160AD Governor may make parole order
(1) The Governor may, in exercising the prerogative of mercy, make a parole order in respect of an offender.
(2) The parole order may be made whether or not the offender is eligible for release on parole.
(3) An offender may be released on parole in accordance with a parole order made by the Governor.
(4) Division 1 of this Part (other than section 126) and Divisions 3–6 of Part 7 (the applied provisions) apply to a parole order made by the Governor in the same way as they apply to a parole order made by the Parole Authority.
(5) Except to the extent that the Governor otherwise directs, the Parole Authority is to exercise functions under the applied provisions as if the parole order were a parole order made by the Parole Authority.
(6) The Governor may revoke or vary a direction given to the Parole Authority under this section. (emphasis added)
Kathleen Folbigg – The Parole Petition.
On 6 July 2022 a Parole Petition was submitted on behalf of Kathleen Folbigg. The same basic procedure for the granting of a pardon applies to the granting of early parole.
The petition for parole submitted, amongst other things, that there is substantial exculpatory evidence has been raised which causes serious doubt about Ms Folbigg’s convictions. Such evidence demonstrates that the prosecution and convictions of Ms Folbigg can no longer be regarded as having passed the beyond reasonable doubt standard of proof. The exculpatory evidence which significantly undermines the prosecution case has been provided by a number of sources, but most significantly by Australia’s leading forensic pathologist, Professor Stephen Cordner. He concluded ‘[u]ltimately, and simply, there is no forensic pathology support for the contention that any or all of these children have been killed, let alone smothered.’ The prosecution claimed that Ms Folbigg smothered all four of her children. This hypothesis runs counter to the forensic pathology evidence and now, the new genetic evidence.
Further, as of 17 November 2020, another strong reasonable possibility consistent with innocence has been raised and not negated. This new evidence is that a genetic mutation known as CALM2 G114R is ‘pathogenic’ and can be regarded as the cause of death of Ms Folbigg’s two daughters, Sarah and Laura. The scientific certainty that CALM2 G114R can cause death is at 99%. Forensic pathologists have now changed their diagnoses for Sarah and Laura Folbigg to reflect the new genetic understanding of their deaths.
Release on parole would be an interim measure until a full pardon and the quashing of convictions could occur.
The Attorney General and other New South Wales politicians have provided no cogent reasons why Kathleen Folbigg should not be immediately released from gaol.
The quality of mercy is not strained;
It droppeth as the gentle rain from heaven
Upon the place beneath.
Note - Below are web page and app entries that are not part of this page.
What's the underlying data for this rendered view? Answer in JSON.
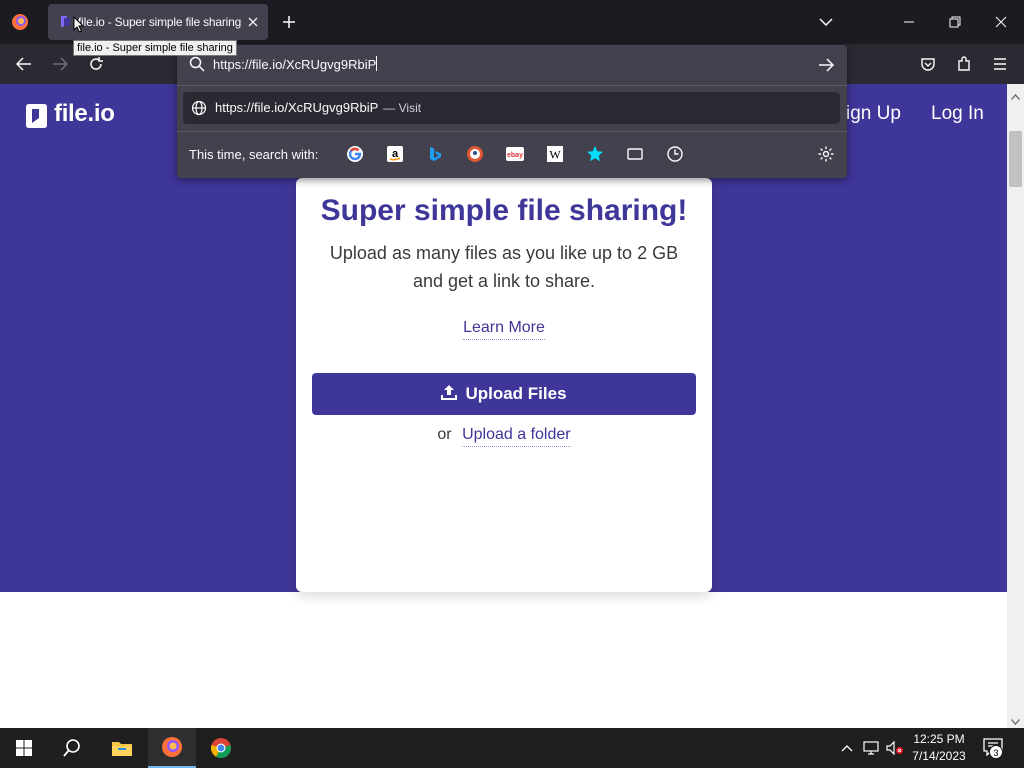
{
  "browser": {
    "tab": {
      "title": "file.io - Super simple file sharing",
      "tooltip": "file.io - Super simple file sharing"
    },
    "url_bar": {
      "value": "https://file.io/XcRUgvg9RbiP",
      "result": {
        "url": "https://file.io/XcRUgvg9RbiP",
        "action": "— Visit"
      },
      "search_with_label": "This time, search with:",
      "engines": [
        "Google",
        "Amazon",
        "Bing",
        "DuckDuckGo",
        "eBay",
        "Wikipedia",
        "Bookmarks",
        "Tabs",
        "History"
      ]
    },
    "icons": [
      "firefox-menu-icon",
      "back-icon",
      "forward-icon",
      "reload-icon",
      "pocket-icon",
      "extensions-icon",
      "menu-icon"
    ]
  },
  "site": {
    "logo_text": "file.io",
    "nav": {
      "signup": "ign Up",
      "login": "Log In"
    },
    "card": {
      "title": "Super simple file sharing!",
      "subtitle": "Upload as many files as you like up to 2 GB and get a link to share.",
      "learn_more": "Learn More",
      "upload_button": "Upload Files",
      "or": "or",
      "upload_folder": "Upload a folder"
    }
  },
  "taskbar": {
    "time": "12:25 PM",
    "date": "7/14/2023",
    "notification_count": "3"
  },
  "colors": {
    "brand": "#3f3699",
    "browser_dark": "#1c1b22",
    "toolbar": "#2b2a33",
    "panel": "#42414d"
  }
}
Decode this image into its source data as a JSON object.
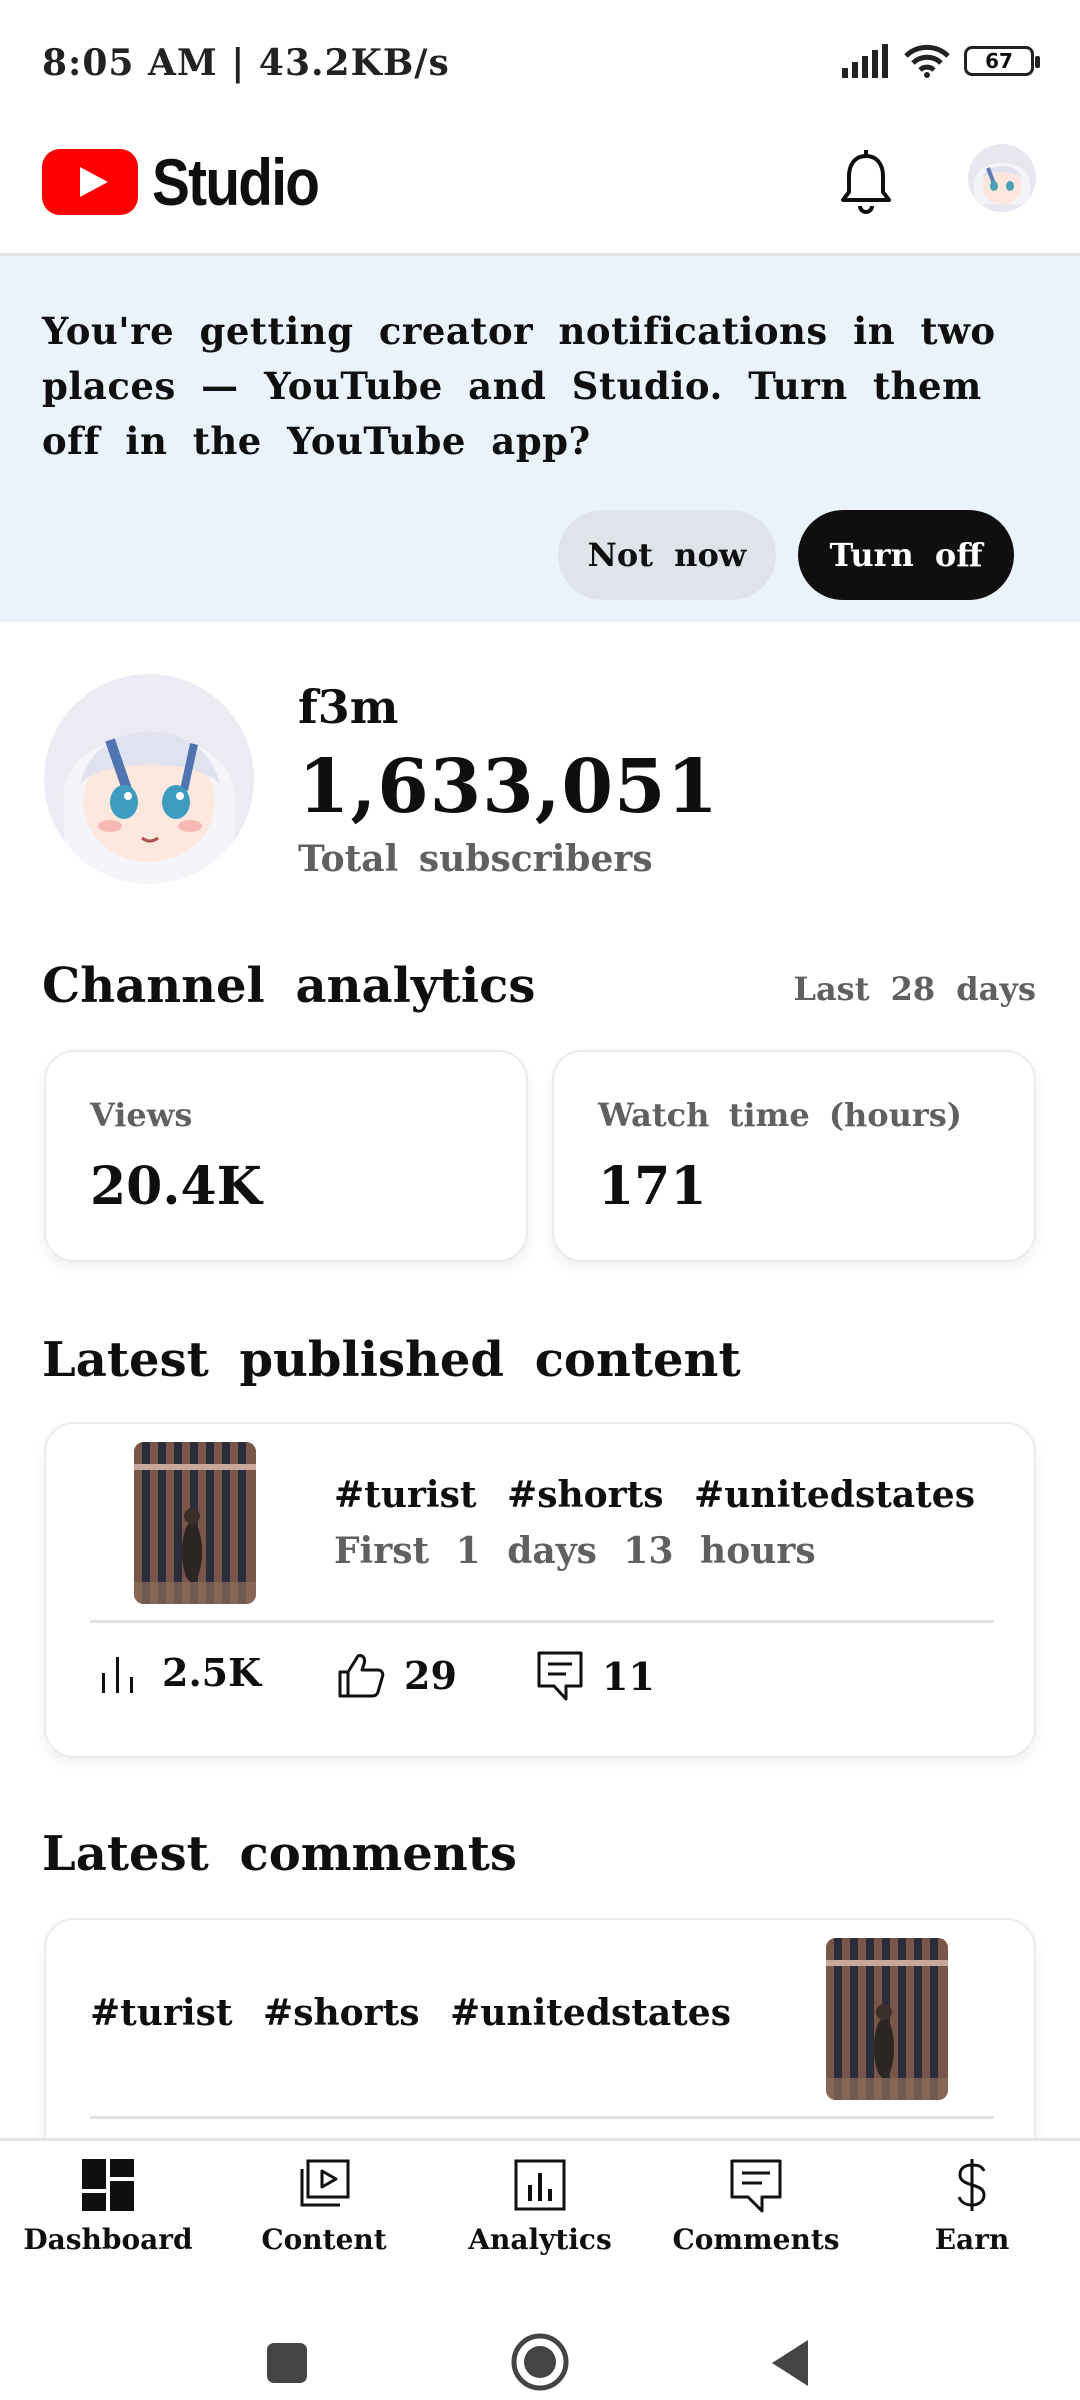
{
  "status_bar": {
    "time": "8:05 AM | 43.2KB/s",
    "battery": "67"
  },
  "header": {
    "app_name": "Studio"
  },
  "banner": {
    "message": "You're getting creator notifications in two places — YouTube and Studio. Turn them off in the YouTube app?",
    "not_now_label": "Not now",
    "turn_off_label": "Turn off"
  },
  "channel": {
    "name": "f3m",
    "subscribers": "1,633,051",
    "subscribers_label": "Total subscribers"
  },
  "analytics": {
    "title": "Channel analytics",
    "range": "Last 28 days",
    "cards": [
      {
        "label": "Views",
        "value": "20.4K"
      },
      {
        "label": "Watch time (hours)",
        "value": "171"
      }
    ]
  },
  "latest_content": {
    "title": "Latest published content",
    "video_title": "#turist  #shorts #unitedstates",
    "age": "First 1 days 13 hours",
    "views": "2.5K",
    "likes": "29",
    "comments": "11"
  },
  "latest_comments": {
    "title": "Latest comments",
    "video_title": "#turist  #shorts #unitedstates"
  },
  "bottom_nav": {
    "items": [
      {
        "label": "Dashboard",
        "icon": "dashboard-icon"
      },
      {
        "label": "Content",
        "icon": "content-icon"
      },
      {
        "label": "Analytics",
        "icon": "analytics-icon"
      },
      {
        "label": "Comments",
        "icon": "comments-icon"
      },
      {
        "label": "Earn",
        "icon": "dollar-icon"
      }
    ]
  },
  "colors": {
    "brand_red": "#ff0000",
    "banner_bg": "#eaf2fc",
    "text": "#0f0f0f",
    "secondary_text": "#606060"
  }
}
It is twice blest;
It blesseth him that gives and him that takes:
‘T is mightiest in the mightiest; it becomes
The throned monarch better than his crown:
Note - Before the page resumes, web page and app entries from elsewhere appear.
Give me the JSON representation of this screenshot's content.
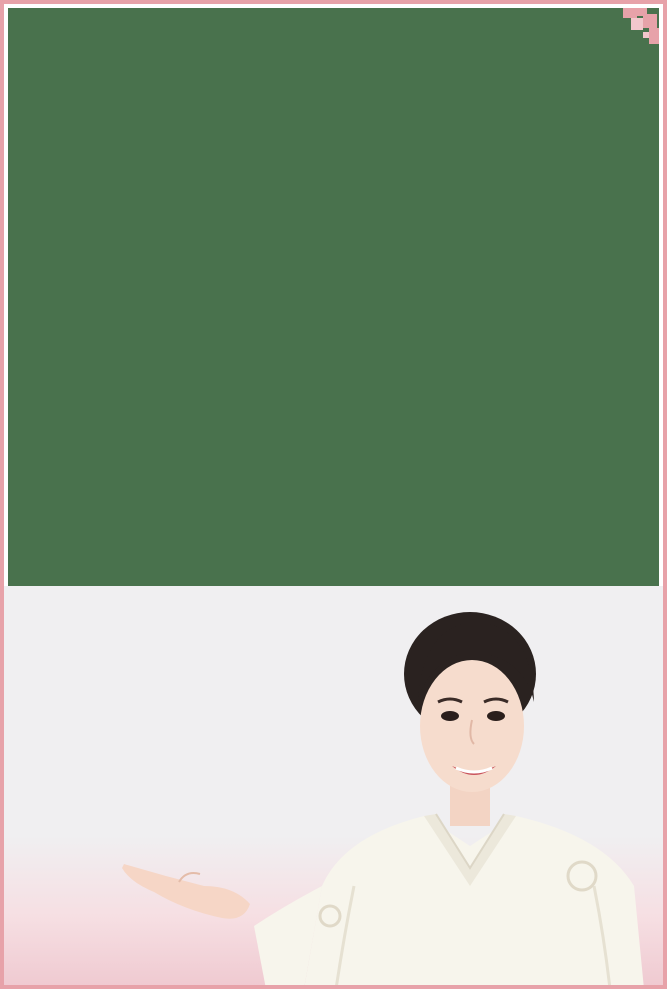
{
  "frame": {
    "border_color": "#e7a2a9",
    "panel_color": "#49724d"
  },
  "photo": {
    "subject": "woman-in-white-kimono-gesturing-left",
    "background_color": "#f0eff1",
    "accent_color": "#efc9d0"
  },
  "decorations": {
    "corner_icon": "pink-pixel-corner-icon"
  }
}
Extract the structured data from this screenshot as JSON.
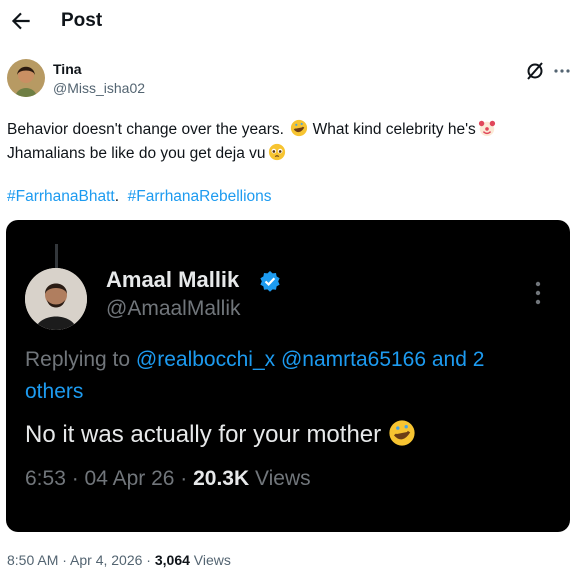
{
  "header": {
    "title": "Post"
  },
  "author": {
    "name": "Tina",
    "handle": "@Miss_isha02"
  },
  "tweet": {
    "line1": "Behavior doesn't change over the years. ",
    "line1b": " What kind celebrity he's",
    "line2": "Jhamalians be like do you get deja vu",
    "emoji_1": "rolling-on-floor-laughing",
    "emoji_2": "clown-face",
    "emoji_3": "pleading-face",
    "hashtags": [
      "#FarrhanaBhatt",
      "#FarrhanaRebellions"
    ],
    "hashtag_sep": "."
  },
  "embedded": {
    "name": "Amaal Mallik",
    "handle": "@AmaalMallik",
    "verified": true,
    "replying_prefix": "Replying to ",
    "replying_handles": "@realbocchi_x @namrta65166",
    "replying_and": " and 2",
    "replying_others": "others",
    "body": "No it was actually for your mother ",
    "time": "6:53 · 04 Apr 26 · ",
    "views_count": "20.3K",
    "views_label": " Views"
  },
  "footer": {
    "time": "8:50 AM · Apr 4, 2026 · ",
    "views": "3,064",
    "views_label": " Views"
  },
  "colors": {
    "link": "#1d9bf0",
    "text": "#0f1419",
    "muted": "#536471",
    "emoji": "#f7c431"
  }
}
His sceptre shows the force of temporal power,
The attribute to awe and majesty,
Wherein doth sit the dread and fear of kings;
But mercy is above this sceptred sway;
It is enthronèd in the hearts of kings,
It is an attribute to God himself;
And earthly power doth then show likest God’s
When mercy seasons justice. …
Though justice be thy plea, consider this,
That, in the course of justice, none of us
Should see salvation: we do pray for mercy;
And that same prayer doth teach us all to render
The deeds of mercy.
Portia (the lawyer) The Merchant of Venice, Act IV, Scene I
  EWHC Admin 2.
 NSW Government, Royal prerogative of mercy: Fact sheet (nsw.gov.au)
There shall continue to be an Executive Council to advise the Governor in the government of the State.’
 Hanratty v Lord Butler (Unreported, Court of Appeal (Civil Division), 12 May 1971).
 A judicial exploration of portia in The Merchant of Venice a critical study.pdf